I have noticed that when looking at some not-so-awesome piece of code for the first time, I can tell many things about it even before putting my glasses on, and while scrolling at a speed at which it is actually impossible to read anything at all.
– "Oh my god, look at this code!"
So what is that I see? The only thing you can see while scrolling that fast and squinting is shapes, the shapes formed by different blocks of text filling the screen, plus the colors of your syntax highlighting.
So I decided to make some screenshots of my text editor to illustrate some of these bad code shapes, and I will write a post for two of these at a time. I also distorted the images to make sure we are not actually reading this code.
This duplication was probably introduced because it would have taken 120 more seconds to understand the original functionality and modify the existing code accordingly. Of course, it will now take 10 minutes to revert the damage, or even more if the different copies started to diverge.
This is Python code, but the same shape is valid for any other language that requires you to declare the dependencies before using them, and that would be most of them.

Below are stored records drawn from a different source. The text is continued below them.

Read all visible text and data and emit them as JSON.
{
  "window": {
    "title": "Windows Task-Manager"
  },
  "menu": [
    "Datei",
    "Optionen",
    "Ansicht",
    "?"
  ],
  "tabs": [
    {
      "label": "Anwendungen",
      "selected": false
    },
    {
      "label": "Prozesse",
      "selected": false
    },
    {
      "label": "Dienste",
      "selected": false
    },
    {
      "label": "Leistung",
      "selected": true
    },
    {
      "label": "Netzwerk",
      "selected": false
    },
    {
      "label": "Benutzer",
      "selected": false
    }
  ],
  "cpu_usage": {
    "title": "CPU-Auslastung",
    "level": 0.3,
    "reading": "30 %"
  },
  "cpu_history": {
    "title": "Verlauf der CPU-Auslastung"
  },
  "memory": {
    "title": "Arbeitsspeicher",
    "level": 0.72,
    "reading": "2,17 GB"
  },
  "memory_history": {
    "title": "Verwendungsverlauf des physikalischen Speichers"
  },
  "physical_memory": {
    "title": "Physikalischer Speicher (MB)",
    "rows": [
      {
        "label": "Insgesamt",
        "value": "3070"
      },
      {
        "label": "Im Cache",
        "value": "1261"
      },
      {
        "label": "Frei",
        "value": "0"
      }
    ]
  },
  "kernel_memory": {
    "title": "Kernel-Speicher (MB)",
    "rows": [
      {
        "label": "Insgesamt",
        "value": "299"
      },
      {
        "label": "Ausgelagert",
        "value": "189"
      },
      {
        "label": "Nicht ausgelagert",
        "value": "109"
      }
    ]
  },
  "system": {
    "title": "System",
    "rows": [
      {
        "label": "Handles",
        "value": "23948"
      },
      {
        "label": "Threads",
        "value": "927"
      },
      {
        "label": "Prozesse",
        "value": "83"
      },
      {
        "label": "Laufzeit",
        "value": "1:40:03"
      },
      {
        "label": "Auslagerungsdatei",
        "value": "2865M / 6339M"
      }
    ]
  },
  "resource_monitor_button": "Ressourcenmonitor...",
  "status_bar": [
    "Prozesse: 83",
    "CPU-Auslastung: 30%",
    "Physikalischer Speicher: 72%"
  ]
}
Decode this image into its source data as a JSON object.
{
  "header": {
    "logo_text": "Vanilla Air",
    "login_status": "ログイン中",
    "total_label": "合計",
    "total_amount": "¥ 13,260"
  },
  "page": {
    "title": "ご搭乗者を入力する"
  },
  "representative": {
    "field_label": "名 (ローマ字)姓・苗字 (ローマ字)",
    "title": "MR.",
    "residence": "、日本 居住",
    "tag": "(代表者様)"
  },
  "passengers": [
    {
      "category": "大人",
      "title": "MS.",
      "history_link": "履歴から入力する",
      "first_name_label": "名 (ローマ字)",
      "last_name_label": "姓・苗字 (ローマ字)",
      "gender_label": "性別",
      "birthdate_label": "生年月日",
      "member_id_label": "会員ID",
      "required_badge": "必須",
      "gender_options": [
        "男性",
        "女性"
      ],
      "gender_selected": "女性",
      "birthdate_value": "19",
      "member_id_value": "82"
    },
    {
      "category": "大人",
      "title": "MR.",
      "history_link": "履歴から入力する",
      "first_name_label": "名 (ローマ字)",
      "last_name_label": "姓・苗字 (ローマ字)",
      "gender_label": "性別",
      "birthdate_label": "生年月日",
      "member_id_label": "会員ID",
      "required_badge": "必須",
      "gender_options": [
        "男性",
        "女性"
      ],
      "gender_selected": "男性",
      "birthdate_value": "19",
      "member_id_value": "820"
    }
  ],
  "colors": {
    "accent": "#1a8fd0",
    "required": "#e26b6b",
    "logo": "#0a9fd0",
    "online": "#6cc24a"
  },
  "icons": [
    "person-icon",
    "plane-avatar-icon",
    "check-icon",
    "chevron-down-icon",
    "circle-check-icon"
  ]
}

We do not know what is that this piece of code does, but there is something I can be sure of; There is practically no way that a this file/module/class is doing only one thing.
If it needs this all these
import statements, the single responsibility principle is clearly not
being observed. If the file/module had many smaller classes with different dependencies each, it's also time to split this file into smaller ones, as almost every reason to observe SRP in
classes and methods also applies for entities at the file (or module, package, assembly, etc.) level.